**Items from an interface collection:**
○ ○ ○ ○ ○
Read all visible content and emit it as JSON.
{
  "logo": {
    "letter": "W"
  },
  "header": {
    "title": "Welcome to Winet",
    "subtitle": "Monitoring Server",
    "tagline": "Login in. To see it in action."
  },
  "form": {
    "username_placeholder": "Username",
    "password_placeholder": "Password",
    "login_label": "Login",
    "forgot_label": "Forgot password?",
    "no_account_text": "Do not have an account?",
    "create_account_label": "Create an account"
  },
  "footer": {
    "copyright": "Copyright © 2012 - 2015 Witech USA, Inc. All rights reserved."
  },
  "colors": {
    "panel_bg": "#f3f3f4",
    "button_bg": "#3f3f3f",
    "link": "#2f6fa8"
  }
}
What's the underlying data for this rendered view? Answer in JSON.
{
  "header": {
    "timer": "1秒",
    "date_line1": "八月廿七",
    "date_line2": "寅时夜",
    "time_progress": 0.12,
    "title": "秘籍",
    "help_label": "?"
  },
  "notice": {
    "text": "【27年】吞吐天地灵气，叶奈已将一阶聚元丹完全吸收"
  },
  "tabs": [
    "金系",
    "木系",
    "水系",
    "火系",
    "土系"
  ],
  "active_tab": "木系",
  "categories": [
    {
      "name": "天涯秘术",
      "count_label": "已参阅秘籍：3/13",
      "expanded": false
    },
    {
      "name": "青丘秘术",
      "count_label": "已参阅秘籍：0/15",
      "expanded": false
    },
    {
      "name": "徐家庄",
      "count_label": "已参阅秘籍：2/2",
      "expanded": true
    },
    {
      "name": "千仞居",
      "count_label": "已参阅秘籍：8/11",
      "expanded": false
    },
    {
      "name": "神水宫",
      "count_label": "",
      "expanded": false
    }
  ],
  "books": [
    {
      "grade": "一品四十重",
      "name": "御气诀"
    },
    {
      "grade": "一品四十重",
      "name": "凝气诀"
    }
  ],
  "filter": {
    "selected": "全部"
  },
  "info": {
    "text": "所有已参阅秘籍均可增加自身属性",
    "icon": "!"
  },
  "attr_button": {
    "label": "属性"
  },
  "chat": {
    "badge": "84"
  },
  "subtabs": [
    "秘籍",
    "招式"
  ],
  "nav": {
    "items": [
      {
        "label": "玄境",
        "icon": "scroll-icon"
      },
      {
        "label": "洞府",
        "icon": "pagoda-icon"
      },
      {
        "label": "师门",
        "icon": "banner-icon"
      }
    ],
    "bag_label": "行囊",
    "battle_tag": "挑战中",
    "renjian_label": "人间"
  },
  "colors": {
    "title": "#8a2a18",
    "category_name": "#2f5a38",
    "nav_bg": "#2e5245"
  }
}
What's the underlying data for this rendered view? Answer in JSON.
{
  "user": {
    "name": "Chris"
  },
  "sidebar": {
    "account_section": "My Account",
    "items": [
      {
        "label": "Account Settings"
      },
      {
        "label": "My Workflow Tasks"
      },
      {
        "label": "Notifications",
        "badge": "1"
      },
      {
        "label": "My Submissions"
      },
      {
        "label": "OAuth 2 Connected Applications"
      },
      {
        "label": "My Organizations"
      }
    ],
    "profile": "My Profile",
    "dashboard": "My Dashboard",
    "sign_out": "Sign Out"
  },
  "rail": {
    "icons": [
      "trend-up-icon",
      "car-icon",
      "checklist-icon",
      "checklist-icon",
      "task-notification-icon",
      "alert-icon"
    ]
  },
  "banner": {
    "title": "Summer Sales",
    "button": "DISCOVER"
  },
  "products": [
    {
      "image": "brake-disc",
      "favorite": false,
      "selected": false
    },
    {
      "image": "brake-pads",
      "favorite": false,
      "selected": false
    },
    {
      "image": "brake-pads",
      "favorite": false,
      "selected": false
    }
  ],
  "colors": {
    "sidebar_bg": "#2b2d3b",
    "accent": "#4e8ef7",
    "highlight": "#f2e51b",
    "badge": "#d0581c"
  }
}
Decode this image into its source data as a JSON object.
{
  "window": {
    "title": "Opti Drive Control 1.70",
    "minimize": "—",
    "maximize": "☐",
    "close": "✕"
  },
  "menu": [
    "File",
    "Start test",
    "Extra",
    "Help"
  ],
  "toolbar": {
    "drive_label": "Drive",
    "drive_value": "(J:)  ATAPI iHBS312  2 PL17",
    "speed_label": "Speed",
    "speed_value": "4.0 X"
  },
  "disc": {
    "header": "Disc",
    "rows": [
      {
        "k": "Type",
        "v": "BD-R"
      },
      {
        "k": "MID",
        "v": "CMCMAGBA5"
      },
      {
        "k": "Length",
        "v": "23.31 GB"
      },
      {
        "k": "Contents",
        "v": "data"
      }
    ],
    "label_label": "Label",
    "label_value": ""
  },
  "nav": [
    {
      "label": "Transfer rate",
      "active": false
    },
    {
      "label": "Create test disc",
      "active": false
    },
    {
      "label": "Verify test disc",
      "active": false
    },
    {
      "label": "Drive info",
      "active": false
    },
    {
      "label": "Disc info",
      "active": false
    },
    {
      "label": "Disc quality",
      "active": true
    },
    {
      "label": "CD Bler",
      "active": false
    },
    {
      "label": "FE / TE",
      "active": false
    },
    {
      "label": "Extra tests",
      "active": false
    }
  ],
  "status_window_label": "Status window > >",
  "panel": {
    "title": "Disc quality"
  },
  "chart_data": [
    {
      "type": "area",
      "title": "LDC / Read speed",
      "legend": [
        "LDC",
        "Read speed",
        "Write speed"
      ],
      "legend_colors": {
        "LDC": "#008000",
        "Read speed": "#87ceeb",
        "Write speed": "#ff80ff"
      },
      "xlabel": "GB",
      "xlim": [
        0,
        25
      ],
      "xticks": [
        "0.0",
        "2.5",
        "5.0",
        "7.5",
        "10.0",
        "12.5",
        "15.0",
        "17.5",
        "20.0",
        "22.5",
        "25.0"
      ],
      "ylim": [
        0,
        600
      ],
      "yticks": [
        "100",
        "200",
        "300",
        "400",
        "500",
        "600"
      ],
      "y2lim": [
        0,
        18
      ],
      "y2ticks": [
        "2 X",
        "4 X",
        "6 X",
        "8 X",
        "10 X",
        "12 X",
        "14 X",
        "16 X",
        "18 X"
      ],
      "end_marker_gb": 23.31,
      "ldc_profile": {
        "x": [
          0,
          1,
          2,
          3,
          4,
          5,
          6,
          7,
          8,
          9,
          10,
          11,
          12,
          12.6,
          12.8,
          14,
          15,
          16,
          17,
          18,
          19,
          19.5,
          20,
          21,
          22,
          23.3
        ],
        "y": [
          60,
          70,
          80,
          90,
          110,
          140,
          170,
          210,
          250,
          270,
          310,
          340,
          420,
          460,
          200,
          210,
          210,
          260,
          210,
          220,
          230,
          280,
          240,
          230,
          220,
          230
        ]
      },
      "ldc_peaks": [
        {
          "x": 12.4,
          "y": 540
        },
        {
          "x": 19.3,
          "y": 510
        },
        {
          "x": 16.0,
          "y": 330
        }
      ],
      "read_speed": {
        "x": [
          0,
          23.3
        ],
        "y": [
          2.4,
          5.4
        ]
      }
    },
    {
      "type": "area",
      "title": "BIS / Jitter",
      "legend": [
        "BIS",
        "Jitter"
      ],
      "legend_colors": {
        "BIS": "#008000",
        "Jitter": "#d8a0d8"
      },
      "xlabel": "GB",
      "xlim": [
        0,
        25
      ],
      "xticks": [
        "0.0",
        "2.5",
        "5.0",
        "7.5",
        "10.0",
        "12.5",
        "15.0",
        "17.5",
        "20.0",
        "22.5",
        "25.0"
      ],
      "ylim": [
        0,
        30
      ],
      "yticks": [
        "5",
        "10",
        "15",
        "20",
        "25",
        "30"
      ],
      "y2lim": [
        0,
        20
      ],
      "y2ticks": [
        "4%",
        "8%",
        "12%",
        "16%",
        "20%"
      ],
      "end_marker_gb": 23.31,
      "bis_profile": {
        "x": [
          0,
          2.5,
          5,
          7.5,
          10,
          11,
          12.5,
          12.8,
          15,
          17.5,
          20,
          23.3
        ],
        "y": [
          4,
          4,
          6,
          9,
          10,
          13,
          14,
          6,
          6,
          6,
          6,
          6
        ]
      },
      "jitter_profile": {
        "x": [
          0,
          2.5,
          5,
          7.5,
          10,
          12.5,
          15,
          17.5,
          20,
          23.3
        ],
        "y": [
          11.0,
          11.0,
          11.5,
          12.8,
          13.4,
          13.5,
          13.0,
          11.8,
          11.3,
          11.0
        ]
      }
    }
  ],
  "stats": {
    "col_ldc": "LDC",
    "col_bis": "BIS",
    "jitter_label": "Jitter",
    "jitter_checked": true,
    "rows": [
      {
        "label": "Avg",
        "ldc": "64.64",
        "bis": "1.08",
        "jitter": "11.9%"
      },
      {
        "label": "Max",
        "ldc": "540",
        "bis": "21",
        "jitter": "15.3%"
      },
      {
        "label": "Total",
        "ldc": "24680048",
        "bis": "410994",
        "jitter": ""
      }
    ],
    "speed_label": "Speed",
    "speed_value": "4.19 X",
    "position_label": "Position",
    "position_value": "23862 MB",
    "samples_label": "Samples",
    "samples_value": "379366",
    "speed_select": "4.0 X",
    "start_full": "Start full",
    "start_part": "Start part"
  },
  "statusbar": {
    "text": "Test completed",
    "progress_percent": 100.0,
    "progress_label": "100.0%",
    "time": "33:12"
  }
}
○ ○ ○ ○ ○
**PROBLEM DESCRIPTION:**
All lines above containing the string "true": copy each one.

**WRITTEN REPLY:**
      "expanded": true
      "active": true
    "jitter_checked": true,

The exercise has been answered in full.